The eye/brain system is complicated. Even if first order approximations imply that "no one" will notice the difference, your brain will inform otherwise. Just look at the way people gush over "retina displays," on very small screens. These have a greater pixel count than 1080p.
What especially appeals to me about UHD is that codec improvements since the introduction of HDTV should make UHD require little or no more channel capacity than HDTV. So it should actually be practical and doable. As opposed to being a bandwidth hog.
"unless you have an extremely large TV..." is part of the answer. The other part is, as tb1 says below, the "immersive experience." I expect average screen size as well as resolution to continue to increase, subject to the usual caveats about the economic sweet spots. Not many consumers will pay $20k for a huge UHDTV display, but millions will pay $2K for such a display. The same applies to your comment about bandwidth. As long as there is insatiable demand for more bandwidth, there are profits to be made in finding ways to provide more bandwidth.
It is the nature of our business to make things better & cheaper over time, and the main issue is rarely "if," but rather "when."
One of the things I find interesting about this article is the number of times he said something to the effect of "the standard is already here." It wasn't that long ago when the products more often preceded the final standard. 802.11n was that way. If I remember correctly a was also. Are companies getting smarter about getting together on standards early on? Or are some of these future standards wishful thinking that will need a lot of modifications when the implementation technology is available?
Dear Junko - thank you for another informative interview. Dr. Samueli's comment that a war on number of compute cores (processor compute power)may be overblown is interesting -- from a company that is a master on very large (MIPS) cores in networking....
Perhaps you could have asked two more pertinent questions:
1. MIPS versus ARM cores - BRCM just purchased architectural licenses for 32- and 64-bit cores ("real men fine-tune standard ARM cores") -- any trends?
2. BRCM is the king of wireless connectivity Combos. Top-2 is Qualcomm and Qualcomm, while still have a Combo IC (RF radio portions, integrates digital portion of connectivity into processor.... for a variety of well detailed specific reasons. Qualcomm is the king of baseband processors, of course. Any thoughts on that ftom BRCM's CTO?
Many thanks in advance if you could follow-up on the above - as you did with your Rockchip interview.
And -- HNY Junko!
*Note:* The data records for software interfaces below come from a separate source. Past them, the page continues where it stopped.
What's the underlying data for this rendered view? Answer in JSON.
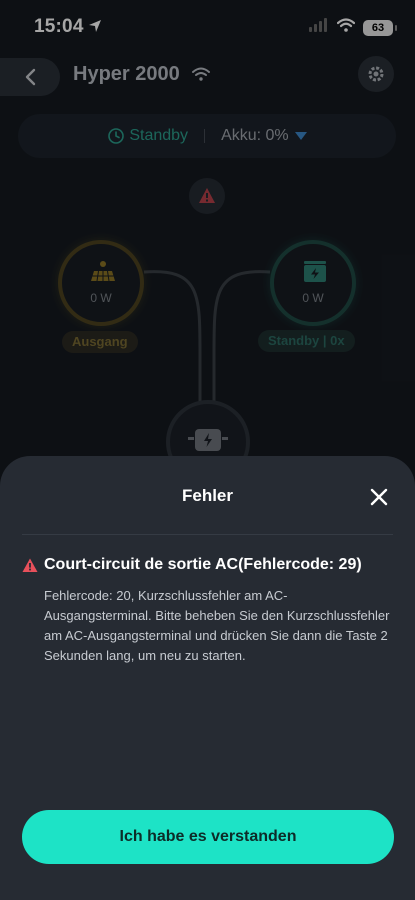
{
  "status_bar": {
    "time": "15:04",
    "battery": "63",
    "icons": [
      "location-arrow-icon",
      "cellular-signal-icon",
      "wifi-icon",
      "battery-icon"
    ]
  },
  "header": {
    "title": "Hyper 2000",
    "icons": [
      "back-chevron-icon",
      "wifi-icon",
      "gear-icon"
    ]
  },
  "state": {
    "mode": "Standby",
    "battery_label": "Akku: 0%"
  },
  "nodes": {
    "solar": {
      "value": "0 W",
      "tag": "Ausgang",
      "icon": "solar-panel-icon"
    },
    "battery": {
      "value": "0 W",
      "tag": "Standby | 0x",
      "icon": "battery-bolt-icon"
    },
    "hub": {
      "icon": "inverter-plug-icon"
    }
  },
  "dialog": {
    "title": "Fehler",
    "error_title": "Court-circuit de sortie AC(Fehlercode: 29)",
    "error_text": "Fehlercode: 20, Kurzschlussfehler am AC-Ausgangsterminal. Bitte beheben Sie den Kurzschlussfehler am AC-Ausgangsterminal und drücken Sie dann die Taste 2 Sekunden lang, um neu zu starten.",
    "confirm_label": "Ich habe es verstanden"
  },
  "colors": {
    "accent": "#1de3c6",
    "warning": "#e8505b",
    "standby": "#2b9e8c",
    "solar_ring": "#4d4320",
    "sheet": "#262b33"
  }
}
Replay available now: A handful of emerging network technologies are competing to be the preferred wide-area connection for the Internet of Things. All claim lower costs and power use than cellular but none have wide deployment yet. Listen in as proponents of leading contenders make their case to be the metro or national IoT network of the future. Rick Merritt, EE Times Silicon Valley Bureau Chief, moderators this discussion. Join in and ask his guests questions.